[Stored data entries]
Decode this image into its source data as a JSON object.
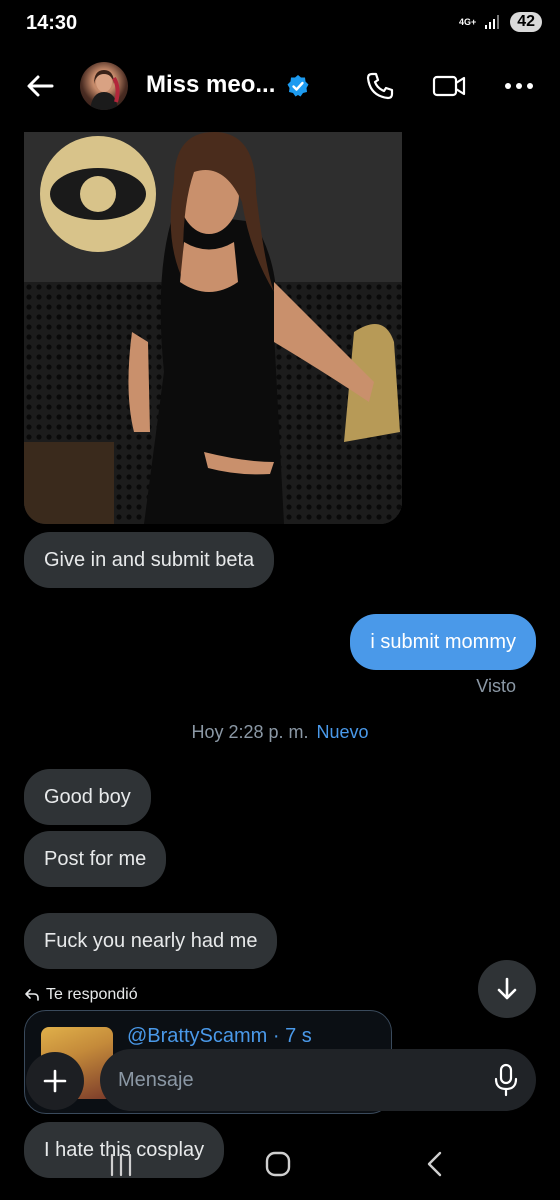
{
  "status_bar": {
    "time": "14:30",
    "network": "4G+",
    "battery": "42"
  },
  "header": {
    "contact_name": "Miss meo...",
    "icons": [
      "back-arrow-icon",
      "verified-badge-icon",
      "phone-icon",
      "video-camera-icon",
      "more-options-icon"
    ]
  },
  "messages": {
    "m1": "Give in and submit beta",
    "m2": "i submit mommy",
    "seen": "Visto",
    "day_separator": "Hoy 2:28 p. m.",
    "new_label": "Nuevo",
    "m3": "Good boy",
    "m4": "Post for me",
    "m5": "Fuck you nearly had me",
    "m6": "I hate this cosplay"
  },
  "reply": {
    "label": "Te respondió",
    "user": "@BrattyScamm · 7 s"
  },
  "composer": {
    "placeholder": "Mensaje"
  },
  "colors": {
    "accent": "#4a99e9",
    "bubble_in": "#2f3336",
    "background": "#000000"
  }
}
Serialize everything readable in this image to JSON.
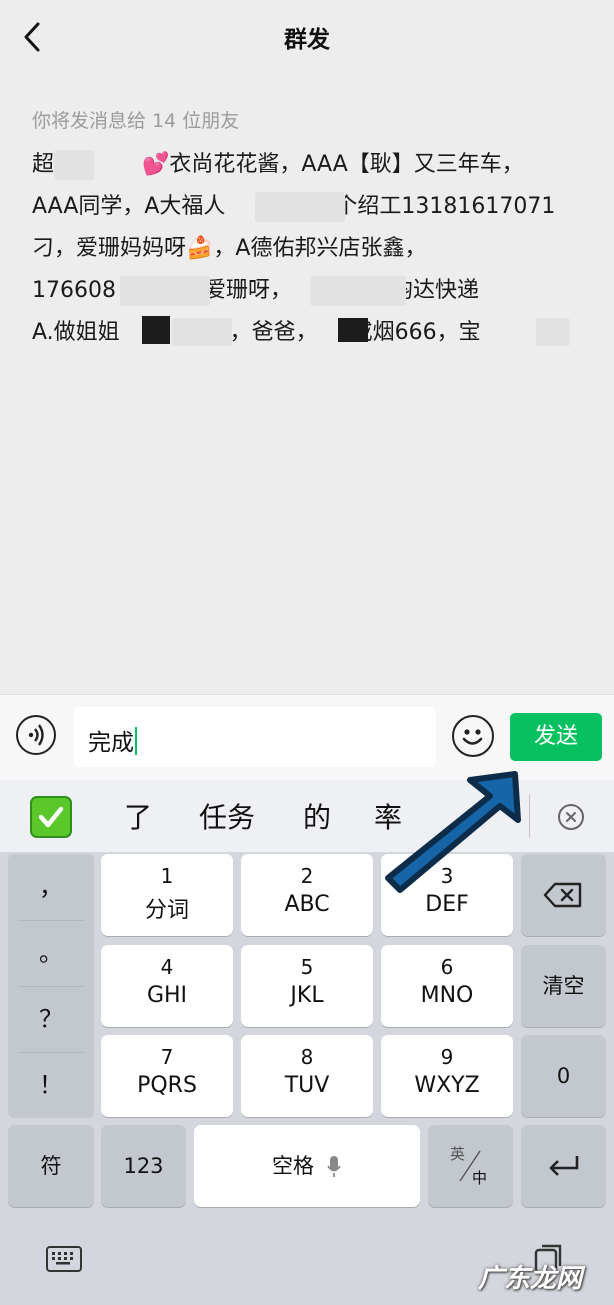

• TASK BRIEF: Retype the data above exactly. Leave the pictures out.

• SOLUTION FOR THIS PROBLEM:
Decode this image into its source data as a JSON object.
{
  "status_bar": {
    "time": "14:30",
    "network": "4G+",
    "battery": "42"
  },
  "header": {
    "contact_name": "Miss meo...",
    "icons": [
      "back-arrow-icon",
      "verified-badge-icon",
      "phone-icon",
      "video-camera-icon",
      "more-options-icon"
    ]
  },
  "messages": {
    "m1": "Give in and submit beta",
    "m2": "i submit mommy",
    "seen": "Visto",
    "day_separator": "Hoy 2:28 p. m.",
    "new_label": "Nuevo",
    "m3": "Good boy",
    "m4": "Post for me",
    "m5": "Fuck you nearly had me",
    "m6": "I hate this cosplay"
  },
  "reply": {
    "label": "Te respondió",
    "user": "@BrattyScamm · 7 s"
  },
  "composer": {
    "placeholder": "Mensaje"
  },
  "colors": {
    "accent": "#4a99e9",
    "bubble_in": "#2f3336",
    "background": "#000000"
  }
}
Serialize everything readable in this image to JSON.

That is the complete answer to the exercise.